A lot of details need to be hashed out, and Dish officials couldn’t provide a figure on the number of jobs the new wireless arm might create in the state. Of the company’s 16,000 current employees, 4,800 are based in Colorado, primarily in metro Denver.
Sprint has about 30,000 employees and T-Mobile has about 51,000. But Dish expects to run much leaner than the incumbents, which it counts as part of its competitive advantage.
Ergen said Dish plans to use existing providers wherever feasible and to funnel tasks like customer service and maintenance through its existing workforce. It will virtualize or use software instead of hardware when it can, which should generate substantial savings.

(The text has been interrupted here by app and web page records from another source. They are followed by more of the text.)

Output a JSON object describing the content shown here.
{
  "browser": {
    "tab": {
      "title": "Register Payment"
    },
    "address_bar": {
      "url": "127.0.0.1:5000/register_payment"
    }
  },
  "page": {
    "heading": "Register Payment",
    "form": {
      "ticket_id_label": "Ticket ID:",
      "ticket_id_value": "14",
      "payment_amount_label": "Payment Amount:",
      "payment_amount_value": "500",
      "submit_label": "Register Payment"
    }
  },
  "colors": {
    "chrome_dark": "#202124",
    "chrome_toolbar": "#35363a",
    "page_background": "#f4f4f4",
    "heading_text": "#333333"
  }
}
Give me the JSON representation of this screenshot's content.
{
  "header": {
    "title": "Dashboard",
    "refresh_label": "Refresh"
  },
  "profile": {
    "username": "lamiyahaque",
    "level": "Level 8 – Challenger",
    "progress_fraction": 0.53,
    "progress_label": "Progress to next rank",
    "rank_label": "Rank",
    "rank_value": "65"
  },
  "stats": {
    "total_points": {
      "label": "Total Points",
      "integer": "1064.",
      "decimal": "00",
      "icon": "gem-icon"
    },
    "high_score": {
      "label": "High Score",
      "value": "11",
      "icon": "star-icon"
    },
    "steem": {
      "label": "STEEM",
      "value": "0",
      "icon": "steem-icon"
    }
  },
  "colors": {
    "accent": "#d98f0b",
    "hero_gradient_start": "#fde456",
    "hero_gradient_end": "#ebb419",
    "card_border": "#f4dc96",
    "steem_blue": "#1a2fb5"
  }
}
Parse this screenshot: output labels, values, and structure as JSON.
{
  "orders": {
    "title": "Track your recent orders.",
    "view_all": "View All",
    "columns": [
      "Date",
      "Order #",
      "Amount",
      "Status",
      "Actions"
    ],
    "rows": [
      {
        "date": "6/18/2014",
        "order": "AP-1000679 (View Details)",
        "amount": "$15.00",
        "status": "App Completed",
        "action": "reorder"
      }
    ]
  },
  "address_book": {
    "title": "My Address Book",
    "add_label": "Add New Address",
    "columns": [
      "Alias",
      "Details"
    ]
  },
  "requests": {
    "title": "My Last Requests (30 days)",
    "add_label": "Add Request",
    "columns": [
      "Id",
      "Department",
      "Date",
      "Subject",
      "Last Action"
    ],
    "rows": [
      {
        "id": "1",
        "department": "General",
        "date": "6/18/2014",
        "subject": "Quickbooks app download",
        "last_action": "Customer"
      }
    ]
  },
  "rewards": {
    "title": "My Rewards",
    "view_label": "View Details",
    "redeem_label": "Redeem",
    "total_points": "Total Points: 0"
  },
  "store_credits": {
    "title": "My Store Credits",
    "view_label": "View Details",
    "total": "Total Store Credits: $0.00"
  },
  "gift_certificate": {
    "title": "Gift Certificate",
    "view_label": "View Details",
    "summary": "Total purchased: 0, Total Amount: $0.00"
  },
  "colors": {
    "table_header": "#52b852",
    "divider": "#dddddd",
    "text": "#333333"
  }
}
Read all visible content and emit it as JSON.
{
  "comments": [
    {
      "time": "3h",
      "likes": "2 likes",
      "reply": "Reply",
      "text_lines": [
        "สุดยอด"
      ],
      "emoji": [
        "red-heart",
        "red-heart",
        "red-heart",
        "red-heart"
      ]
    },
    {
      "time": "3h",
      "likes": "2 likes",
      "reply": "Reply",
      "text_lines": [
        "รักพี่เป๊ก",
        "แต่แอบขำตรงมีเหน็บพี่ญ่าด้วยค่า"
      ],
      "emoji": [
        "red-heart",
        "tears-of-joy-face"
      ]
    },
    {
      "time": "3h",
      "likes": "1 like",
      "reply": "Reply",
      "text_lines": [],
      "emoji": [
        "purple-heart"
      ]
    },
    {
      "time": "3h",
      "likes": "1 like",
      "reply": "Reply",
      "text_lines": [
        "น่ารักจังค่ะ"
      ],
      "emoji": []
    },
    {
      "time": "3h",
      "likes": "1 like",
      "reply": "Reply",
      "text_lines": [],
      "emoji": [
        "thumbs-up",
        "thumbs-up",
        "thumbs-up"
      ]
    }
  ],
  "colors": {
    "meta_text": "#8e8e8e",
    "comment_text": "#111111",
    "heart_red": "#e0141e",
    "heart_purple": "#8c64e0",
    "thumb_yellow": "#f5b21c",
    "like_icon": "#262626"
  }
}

Assuming Dish can run its wireless operations at build-out with 15,000 people, half of what Sprint deployed, that could still bring 4,500 jobs to metro Denver if the company keeps a similar ratio of local workers to total workers as it does with its television subscription business.
The rollout of 5G wireless services, both mobile and fixed, has generated a tremendous amount of buzz and is expected to transform the economy in unexpected ways. And while it remains in early days, network upgrades are already having an impact.
Installers and repairers of radio, cellular and tower equipment represented the fastest-growing single job category in the state, going from 70 positions in 2009 to 570 last year, according to a study from CommercialCafé.
Dish already was retraining service technicians who installed satellite dishes to handle wireless equipment. The company was also planning to spend up to $1 billion by 2020 on a narrow-band network that would allow commercial users to connect multiple devices and sensors.
The Front Range was part of that initial build-out, meaning the region could have a head start when it comes to the areas that receive Dish 5G services. Dish isn’t saying where it will deploy first.
Ergen said the new architecture the network will be built on offers a tremendous amount of capacity. If Dish matches Verizon Wireless with 120 million retail customers, that would take up only 30 percent of the capacity available, Ergen said.
Helen H. Richardson, The Denver PostDish team members Director of Engineering Monty Groff, right, Rick Sanders, middle and Brandon Stepp, right, both mobile tower deployers, set up a COW, or Cell On Wheels tower, near the DISH Riverfront Call Center in Littleton on July 30, 2019.
Dish could lease another 35 percent out for 5G applications like precision agriculture, health care, robotics, smart cities, smart grid, blockchain, artificial intelligence and driverless vehicles, he said.
After years of failed attempts to acquire wireless spectrum, Dish started winning in 2008. That initially excited investors, who drove up the company’s market value.
But as the years passed with that spectrum not deployed and with the government’s use-it-or-lose deadline around the corner, concerned mounted.
“If you don’t have a viable business around (spectrum), it doesn’t have a lot of value,” said Matthew Harrigan, a telecom and entertainment analyst with Benchmark.
But the right opportunity finally came along, and Ergen’s patience and planning paid off.
“Without the existing spectrum, Dish wouldn’t have been a credible carrier from the vantage point of the FCC or the DOJ,” Harrigan said.
Dish still faces a herculean task. It will need to put up or lease capacity on 15,000 cellular towers to reach 70 percent of the U.S. population by June 2023. It will need to win over customers from well-entrenched rivals like Verizon and AT&T.
And while T-Mobile will initially be an ally, it is expected to up its game once it absorbs Sprint.
Attorneys general in 13 states, including Colorado’s Phil Weiser, have sued to block the combination on grounds it will result in higher wireless bills and harm low-income consumers. They also question whether Dish will be a serious competitor for retail customers.
“My gut feeling is this goes through,” Harrigan said.